Read the lines below and count those that have the word "icon". Respond with the number only.

***** Data extracts

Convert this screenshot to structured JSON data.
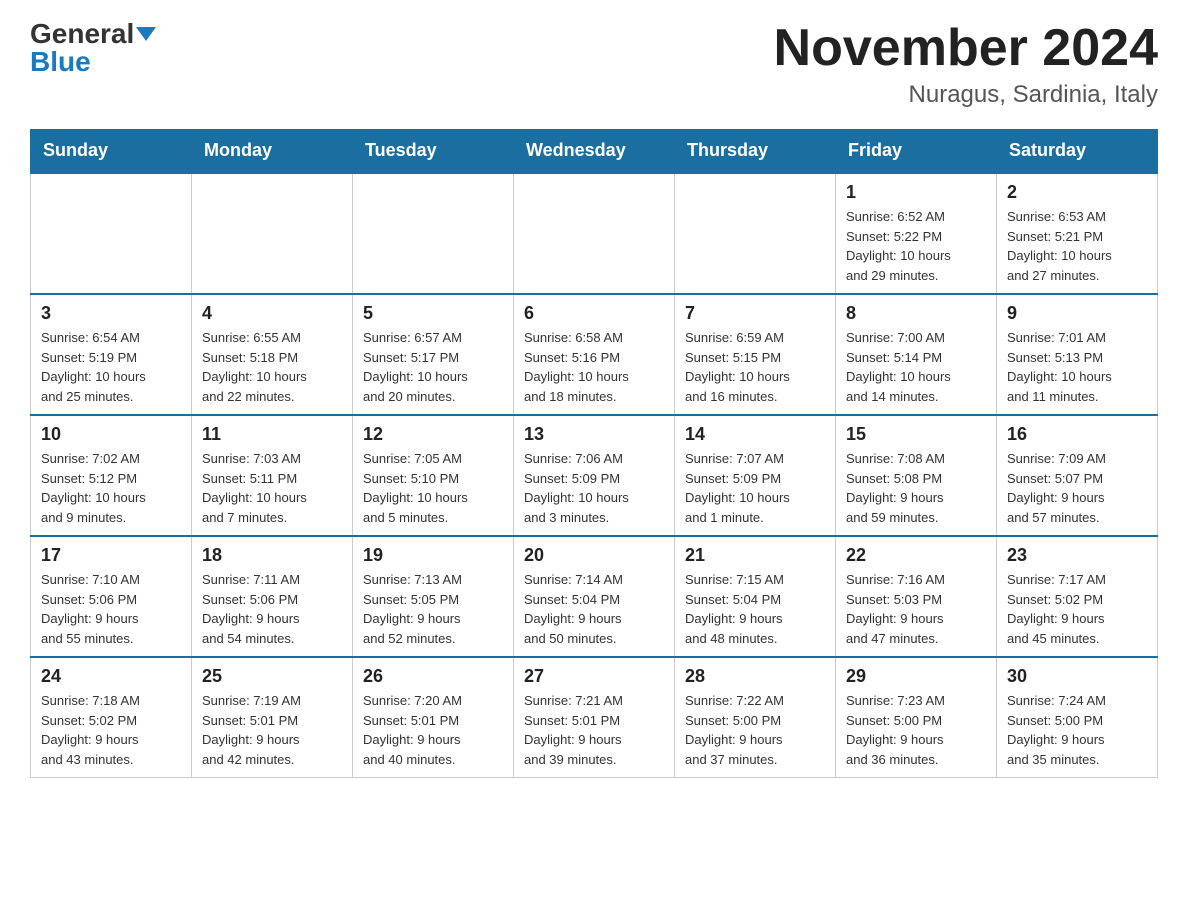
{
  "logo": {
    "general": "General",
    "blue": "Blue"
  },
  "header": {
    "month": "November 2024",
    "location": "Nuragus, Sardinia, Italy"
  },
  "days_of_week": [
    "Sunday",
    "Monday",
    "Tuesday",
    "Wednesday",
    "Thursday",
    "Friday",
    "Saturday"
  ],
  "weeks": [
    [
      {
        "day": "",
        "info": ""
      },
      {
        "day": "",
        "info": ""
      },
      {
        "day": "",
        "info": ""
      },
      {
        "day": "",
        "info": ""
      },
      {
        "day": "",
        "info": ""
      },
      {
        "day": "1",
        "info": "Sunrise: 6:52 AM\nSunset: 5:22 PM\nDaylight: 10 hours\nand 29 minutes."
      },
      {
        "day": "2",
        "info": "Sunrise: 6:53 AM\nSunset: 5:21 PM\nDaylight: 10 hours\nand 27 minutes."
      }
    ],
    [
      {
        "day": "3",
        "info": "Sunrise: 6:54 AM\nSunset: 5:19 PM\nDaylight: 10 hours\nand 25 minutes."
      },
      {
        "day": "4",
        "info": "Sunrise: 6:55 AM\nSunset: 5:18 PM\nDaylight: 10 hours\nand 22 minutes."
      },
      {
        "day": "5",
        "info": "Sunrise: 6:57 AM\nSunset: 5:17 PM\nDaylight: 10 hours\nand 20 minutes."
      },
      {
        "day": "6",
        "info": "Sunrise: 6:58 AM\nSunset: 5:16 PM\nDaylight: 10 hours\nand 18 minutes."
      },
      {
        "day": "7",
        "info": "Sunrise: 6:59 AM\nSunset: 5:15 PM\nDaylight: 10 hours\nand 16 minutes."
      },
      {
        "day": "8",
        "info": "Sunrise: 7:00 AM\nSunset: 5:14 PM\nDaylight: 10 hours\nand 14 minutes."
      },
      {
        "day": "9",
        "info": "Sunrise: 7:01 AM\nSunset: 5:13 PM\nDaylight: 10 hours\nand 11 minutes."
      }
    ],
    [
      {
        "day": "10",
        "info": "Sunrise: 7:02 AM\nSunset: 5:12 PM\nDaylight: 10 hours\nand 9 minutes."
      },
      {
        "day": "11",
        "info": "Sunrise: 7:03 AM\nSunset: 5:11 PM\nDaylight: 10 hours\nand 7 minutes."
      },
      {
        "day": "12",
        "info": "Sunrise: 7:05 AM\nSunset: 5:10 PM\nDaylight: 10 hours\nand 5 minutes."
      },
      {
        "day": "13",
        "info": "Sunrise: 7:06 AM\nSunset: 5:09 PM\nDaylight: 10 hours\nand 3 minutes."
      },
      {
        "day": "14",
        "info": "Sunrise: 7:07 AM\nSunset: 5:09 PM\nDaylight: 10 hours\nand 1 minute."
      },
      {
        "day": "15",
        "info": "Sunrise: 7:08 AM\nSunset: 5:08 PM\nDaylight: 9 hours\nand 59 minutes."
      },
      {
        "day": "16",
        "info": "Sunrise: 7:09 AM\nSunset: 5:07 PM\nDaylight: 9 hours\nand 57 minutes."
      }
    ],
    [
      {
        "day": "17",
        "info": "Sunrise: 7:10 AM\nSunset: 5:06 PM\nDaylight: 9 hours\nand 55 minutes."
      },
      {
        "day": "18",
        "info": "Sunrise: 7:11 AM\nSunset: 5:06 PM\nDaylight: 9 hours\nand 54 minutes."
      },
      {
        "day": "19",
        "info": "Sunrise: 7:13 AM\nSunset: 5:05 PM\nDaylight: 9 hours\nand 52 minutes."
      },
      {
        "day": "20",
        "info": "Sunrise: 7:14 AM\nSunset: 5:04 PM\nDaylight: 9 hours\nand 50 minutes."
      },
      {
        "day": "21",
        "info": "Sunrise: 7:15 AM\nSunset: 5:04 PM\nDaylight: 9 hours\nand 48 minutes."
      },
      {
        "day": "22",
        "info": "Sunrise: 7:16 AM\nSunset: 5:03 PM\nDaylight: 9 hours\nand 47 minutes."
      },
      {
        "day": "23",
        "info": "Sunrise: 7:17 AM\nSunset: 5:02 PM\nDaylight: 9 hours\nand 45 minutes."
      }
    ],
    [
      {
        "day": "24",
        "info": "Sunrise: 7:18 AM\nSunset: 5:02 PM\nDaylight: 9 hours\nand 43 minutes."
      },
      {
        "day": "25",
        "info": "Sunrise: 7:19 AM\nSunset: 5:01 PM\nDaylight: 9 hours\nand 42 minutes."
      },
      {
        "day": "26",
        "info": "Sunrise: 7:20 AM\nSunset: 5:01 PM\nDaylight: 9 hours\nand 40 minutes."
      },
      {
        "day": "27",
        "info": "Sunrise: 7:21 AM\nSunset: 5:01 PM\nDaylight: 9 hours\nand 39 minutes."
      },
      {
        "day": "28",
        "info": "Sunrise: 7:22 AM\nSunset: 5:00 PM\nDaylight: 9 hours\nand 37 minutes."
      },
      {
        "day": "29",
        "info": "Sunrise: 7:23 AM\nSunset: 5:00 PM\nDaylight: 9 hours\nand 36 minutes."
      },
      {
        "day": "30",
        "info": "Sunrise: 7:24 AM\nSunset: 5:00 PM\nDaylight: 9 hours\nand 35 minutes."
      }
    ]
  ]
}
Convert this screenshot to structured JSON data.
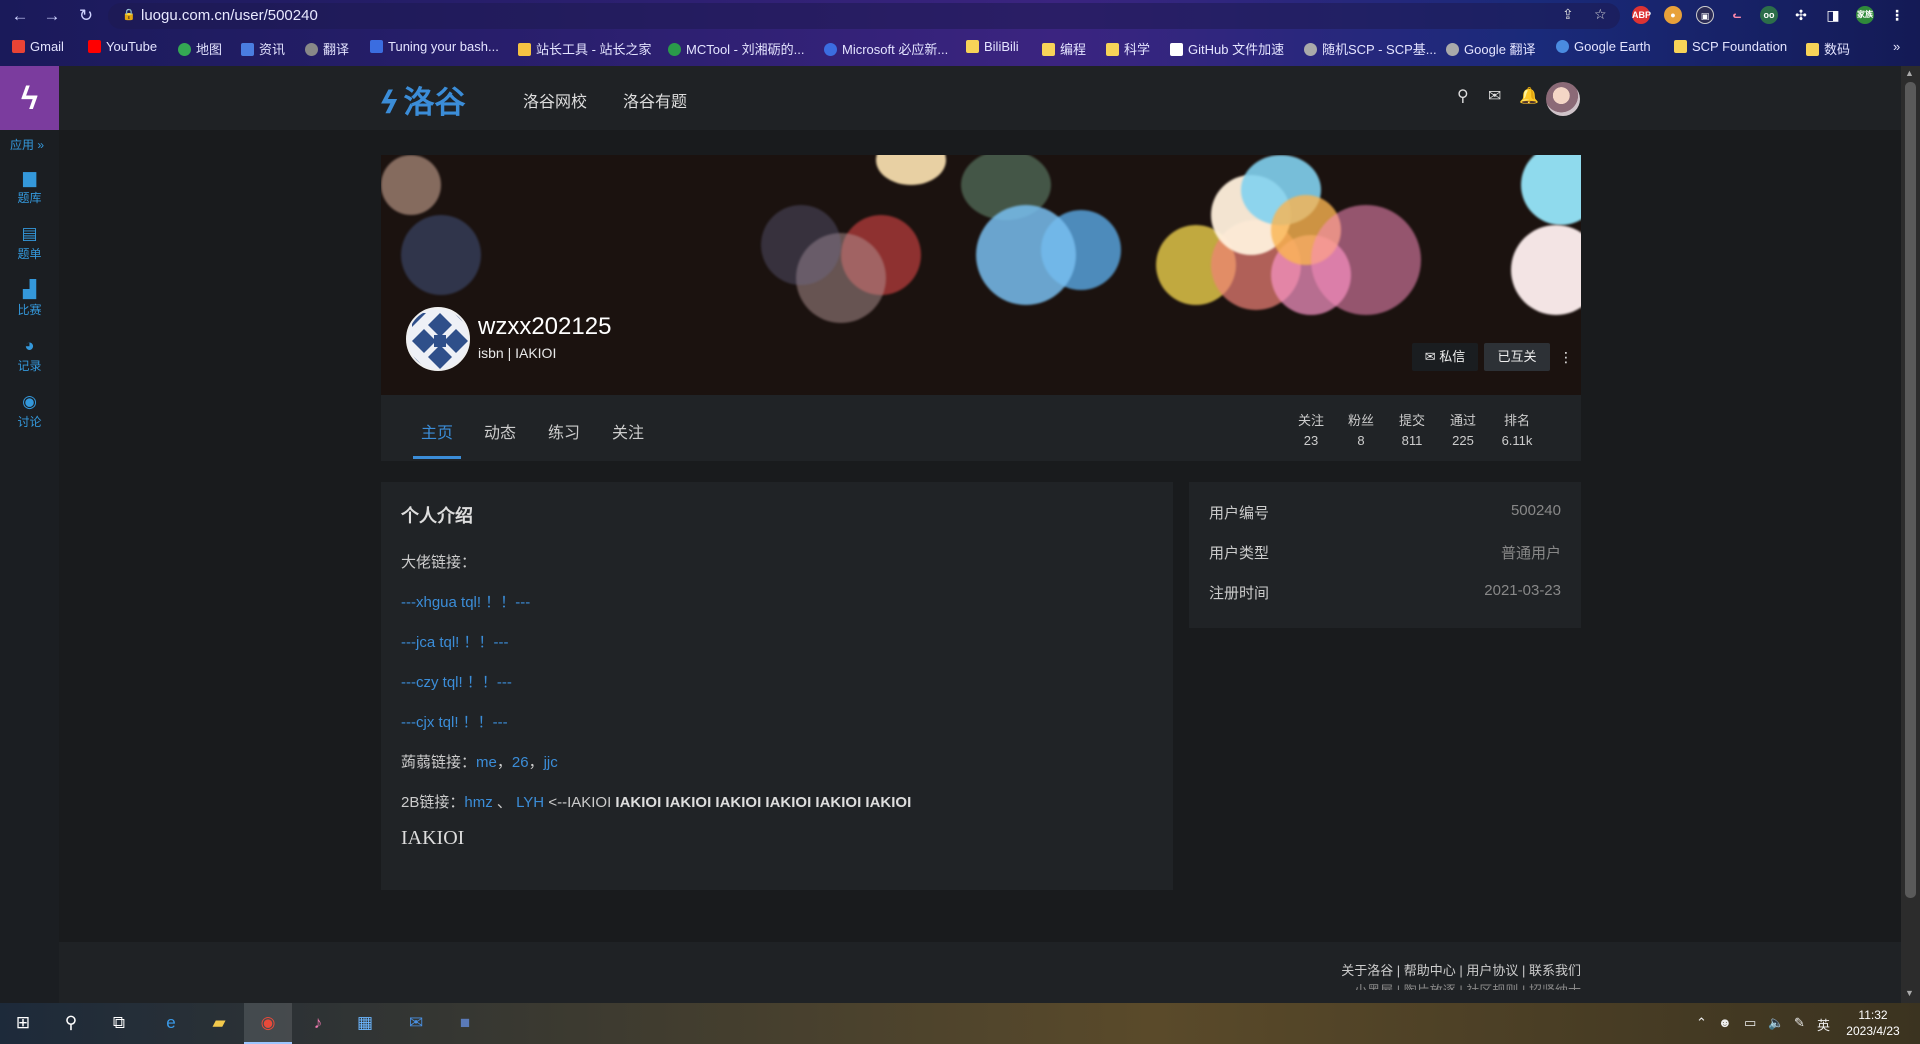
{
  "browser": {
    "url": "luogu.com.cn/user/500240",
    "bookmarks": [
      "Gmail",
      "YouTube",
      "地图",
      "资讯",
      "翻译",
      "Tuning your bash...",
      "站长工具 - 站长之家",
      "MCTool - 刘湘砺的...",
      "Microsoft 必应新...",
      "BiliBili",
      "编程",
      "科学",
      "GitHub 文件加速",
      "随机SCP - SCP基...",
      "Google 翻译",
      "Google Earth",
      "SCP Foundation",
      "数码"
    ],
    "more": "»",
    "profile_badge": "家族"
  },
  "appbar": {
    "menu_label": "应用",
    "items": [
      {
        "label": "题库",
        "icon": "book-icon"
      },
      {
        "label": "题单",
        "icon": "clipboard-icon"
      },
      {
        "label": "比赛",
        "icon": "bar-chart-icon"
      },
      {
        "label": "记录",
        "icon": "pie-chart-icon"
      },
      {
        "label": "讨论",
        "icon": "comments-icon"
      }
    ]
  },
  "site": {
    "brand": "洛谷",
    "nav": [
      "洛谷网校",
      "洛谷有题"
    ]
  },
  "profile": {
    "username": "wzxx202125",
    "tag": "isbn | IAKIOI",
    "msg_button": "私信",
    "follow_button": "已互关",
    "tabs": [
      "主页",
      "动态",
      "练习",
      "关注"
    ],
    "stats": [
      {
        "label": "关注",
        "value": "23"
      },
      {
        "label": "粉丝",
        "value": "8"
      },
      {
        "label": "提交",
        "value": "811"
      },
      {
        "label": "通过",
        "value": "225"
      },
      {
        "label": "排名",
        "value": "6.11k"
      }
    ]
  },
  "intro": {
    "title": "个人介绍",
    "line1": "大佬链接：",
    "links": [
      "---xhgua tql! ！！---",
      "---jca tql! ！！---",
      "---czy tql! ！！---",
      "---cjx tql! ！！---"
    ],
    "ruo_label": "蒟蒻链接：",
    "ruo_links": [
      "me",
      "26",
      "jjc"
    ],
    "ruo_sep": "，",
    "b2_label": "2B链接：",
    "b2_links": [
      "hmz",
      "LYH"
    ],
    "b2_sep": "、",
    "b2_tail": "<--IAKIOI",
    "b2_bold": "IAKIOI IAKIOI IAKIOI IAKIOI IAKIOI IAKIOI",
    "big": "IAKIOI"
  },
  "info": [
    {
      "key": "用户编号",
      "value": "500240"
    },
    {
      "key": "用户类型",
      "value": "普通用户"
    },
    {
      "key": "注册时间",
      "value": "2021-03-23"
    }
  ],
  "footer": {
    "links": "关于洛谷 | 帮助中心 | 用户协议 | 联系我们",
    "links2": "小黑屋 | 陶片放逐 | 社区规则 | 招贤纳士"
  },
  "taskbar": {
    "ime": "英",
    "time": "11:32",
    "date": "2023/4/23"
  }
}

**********

→ Solution for this problem: 5